Saved entries:
==================================================

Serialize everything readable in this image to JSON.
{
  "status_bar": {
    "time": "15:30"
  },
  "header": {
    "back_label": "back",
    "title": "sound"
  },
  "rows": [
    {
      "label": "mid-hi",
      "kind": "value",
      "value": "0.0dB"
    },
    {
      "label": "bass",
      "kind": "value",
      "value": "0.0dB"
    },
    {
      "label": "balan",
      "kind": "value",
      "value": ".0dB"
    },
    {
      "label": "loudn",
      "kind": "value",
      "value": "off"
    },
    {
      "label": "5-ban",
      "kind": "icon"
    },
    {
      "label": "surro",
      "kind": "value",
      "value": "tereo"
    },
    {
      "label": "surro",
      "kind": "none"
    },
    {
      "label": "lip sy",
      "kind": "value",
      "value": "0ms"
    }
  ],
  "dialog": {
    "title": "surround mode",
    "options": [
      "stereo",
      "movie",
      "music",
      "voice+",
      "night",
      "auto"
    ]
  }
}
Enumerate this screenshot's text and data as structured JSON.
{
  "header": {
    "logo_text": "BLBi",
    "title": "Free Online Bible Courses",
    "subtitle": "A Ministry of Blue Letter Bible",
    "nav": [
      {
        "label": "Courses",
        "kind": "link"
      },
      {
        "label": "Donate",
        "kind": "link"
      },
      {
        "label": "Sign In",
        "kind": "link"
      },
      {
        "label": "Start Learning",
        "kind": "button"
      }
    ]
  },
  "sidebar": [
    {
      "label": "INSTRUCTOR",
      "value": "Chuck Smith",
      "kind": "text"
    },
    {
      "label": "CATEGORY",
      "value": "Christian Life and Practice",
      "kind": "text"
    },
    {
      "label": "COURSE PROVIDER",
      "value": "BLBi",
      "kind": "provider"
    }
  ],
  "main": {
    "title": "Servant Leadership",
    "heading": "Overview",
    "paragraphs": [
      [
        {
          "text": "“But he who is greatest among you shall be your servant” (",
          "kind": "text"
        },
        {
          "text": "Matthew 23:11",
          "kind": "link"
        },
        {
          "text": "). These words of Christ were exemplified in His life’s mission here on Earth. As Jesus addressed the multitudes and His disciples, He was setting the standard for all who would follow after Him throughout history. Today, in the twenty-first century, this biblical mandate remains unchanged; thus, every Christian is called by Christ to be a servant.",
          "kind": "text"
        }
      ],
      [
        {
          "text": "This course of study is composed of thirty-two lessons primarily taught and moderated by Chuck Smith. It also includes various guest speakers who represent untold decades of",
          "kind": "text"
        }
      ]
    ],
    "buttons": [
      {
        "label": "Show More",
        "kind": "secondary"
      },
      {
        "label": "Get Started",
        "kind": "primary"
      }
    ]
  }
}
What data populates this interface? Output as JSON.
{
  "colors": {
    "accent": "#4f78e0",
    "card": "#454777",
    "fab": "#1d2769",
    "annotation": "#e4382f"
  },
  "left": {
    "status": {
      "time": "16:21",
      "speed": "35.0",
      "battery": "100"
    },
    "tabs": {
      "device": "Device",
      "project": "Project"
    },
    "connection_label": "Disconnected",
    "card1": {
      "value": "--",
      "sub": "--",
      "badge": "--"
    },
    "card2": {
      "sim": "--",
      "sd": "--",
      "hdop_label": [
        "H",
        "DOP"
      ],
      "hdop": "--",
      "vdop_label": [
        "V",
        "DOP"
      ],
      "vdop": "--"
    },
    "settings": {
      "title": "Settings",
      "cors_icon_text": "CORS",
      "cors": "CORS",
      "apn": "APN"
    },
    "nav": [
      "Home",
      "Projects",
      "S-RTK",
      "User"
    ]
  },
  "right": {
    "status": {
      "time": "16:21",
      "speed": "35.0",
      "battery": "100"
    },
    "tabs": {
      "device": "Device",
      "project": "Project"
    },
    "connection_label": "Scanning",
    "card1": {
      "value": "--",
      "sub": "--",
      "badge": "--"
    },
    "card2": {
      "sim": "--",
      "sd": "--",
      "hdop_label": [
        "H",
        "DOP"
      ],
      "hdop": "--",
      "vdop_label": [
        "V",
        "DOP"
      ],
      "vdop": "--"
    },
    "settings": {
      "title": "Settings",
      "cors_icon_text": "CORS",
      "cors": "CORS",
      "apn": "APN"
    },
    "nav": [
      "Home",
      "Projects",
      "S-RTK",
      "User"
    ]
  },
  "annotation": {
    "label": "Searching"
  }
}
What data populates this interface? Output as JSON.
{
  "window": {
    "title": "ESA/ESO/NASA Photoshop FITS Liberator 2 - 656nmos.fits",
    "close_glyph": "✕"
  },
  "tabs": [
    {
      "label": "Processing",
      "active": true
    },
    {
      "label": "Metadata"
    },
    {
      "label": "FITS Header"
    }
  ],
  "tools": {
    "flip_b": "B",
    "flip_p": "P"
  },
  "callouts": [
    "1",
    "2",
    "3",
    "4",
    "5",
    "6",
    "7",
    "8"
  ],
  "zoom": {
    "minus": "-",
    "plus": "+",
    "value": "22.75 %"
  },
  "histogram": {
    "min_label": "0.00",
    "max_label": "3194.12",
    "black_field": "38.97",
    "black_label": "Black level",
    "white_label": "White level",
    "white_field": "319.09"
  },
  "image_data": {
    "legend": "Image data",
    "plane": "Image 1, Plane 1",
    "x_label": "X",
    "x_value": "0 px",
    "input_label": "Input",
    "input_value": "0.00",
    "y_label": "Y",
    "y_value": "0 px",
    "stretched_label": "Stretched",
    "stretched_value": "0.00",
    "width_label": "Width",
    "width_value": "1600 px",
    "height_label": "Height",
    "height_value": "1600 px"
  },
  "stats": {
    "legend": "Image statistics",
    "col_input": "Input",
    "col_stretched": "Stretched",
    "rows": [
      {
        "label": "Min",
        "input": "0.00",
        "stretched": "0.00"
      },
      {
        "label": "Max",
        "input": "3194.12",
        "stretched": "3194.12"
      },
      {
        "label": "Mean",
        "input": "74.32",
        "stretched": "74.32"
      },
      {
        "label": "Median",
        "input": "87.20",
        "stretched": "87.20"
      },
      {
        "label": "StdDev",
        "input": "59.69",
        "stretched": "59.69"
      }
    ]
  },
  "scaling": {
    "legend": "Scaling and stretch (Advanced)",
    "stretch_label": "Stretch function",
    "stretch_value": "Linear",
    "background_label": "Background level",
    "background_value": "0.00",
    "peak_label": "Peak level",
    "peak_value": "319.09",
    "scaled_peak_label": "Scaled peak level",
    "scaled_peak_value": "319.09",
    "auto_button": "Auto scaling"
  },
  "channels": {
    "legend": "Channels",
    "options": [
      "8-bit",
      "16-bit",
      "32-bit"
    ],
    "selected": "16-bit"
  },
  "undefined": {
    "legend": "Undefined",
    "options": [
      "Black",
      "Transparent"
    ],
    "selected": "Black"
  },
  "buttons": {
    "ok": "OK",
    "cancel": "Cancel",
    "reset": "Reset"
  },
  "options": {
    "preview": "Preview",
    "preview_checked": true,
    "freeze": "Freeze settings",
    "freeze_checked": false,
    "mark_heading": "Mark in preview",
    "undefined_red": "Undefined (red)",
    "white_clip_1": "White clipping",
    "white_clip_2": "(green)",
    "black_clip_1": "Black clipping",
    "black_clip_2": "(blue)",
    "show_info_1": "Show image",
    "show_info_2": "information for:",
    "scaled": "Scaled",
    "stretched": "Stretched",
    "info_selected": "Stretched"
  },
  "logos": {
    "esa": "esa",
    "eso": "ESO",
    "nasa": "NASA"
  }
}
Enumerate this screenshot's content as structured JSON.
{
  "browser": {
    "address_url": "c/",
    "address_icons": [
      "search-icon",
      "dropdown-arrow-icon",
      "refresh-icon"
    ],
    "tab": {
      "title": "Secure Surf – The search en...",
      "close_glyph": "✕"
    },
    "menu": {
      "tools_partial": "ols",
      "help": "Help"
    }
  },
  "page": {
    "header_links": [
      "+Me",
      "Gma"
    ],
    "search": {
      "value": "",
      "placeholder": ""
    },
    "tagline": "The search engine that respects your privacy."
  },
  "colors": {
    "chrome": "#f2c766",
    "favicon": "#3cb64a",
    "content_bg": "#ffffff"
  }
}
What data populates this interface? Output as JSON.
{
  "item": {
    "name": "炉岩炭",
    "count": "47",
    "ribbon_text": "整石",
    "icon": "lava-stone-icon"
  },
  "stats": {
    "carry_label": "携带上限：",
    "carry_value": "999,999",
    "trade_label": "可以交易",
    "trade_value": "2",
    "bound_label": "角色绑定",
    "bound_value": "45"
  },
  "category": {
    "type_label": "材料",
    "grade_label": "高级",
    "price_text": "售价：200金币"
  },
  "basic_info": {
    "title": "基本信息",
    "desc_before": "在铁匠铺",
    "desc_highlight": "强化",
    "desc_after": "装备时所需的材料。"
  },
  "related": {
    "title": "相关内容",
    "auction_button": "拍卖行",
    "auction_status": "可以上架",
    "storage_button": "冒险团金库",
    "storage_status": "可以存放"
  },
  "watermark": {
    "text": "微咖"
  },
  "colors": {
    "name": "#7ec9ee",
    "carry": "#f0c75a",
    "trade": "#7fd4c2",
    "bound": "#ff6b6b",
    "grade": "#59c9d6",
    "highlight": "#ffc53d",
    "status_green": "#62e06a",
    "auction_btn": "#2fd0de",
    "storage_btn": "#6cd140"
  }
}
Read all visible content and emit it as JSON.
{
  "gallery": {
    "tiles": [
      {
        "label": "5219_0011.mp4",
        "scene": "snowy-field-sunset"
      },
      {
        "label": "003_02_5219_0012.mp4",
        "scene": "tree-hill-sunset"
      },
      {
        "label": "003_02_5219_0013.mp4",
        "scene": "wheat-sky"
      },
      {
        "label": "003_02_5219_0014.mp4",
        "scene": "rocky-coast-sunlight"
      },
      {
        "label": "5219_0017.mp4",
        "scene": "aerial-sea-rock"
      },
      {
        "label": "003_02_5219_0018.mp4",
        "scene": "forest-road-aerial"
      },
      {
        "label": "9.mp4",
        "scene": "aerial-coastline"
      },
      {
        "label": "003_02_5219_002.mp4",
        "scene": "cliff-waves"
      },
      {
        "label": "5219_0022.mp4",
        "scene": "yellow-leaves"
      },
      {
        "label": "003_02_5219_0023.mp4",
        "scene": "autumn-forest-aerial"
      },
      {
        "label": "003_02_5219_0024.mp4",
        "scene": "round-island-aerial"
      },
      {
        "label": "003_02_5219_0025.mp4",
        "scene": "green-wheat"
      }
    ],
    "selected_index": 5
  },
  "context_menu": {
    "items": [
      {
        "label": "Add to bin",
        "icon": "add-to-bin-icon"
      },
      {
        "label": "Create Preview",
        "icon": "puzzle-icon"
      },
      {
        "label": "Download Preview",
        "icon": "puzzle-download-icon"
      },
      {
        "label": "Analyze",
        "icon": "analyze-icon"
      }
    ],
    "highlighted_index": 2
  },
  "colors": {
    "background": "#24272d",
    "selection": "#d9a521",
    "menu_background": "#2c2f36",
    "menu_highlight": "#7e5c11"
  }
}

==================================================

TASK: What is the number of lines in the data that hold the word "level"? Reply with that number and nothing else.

FINAL ANSWER: 5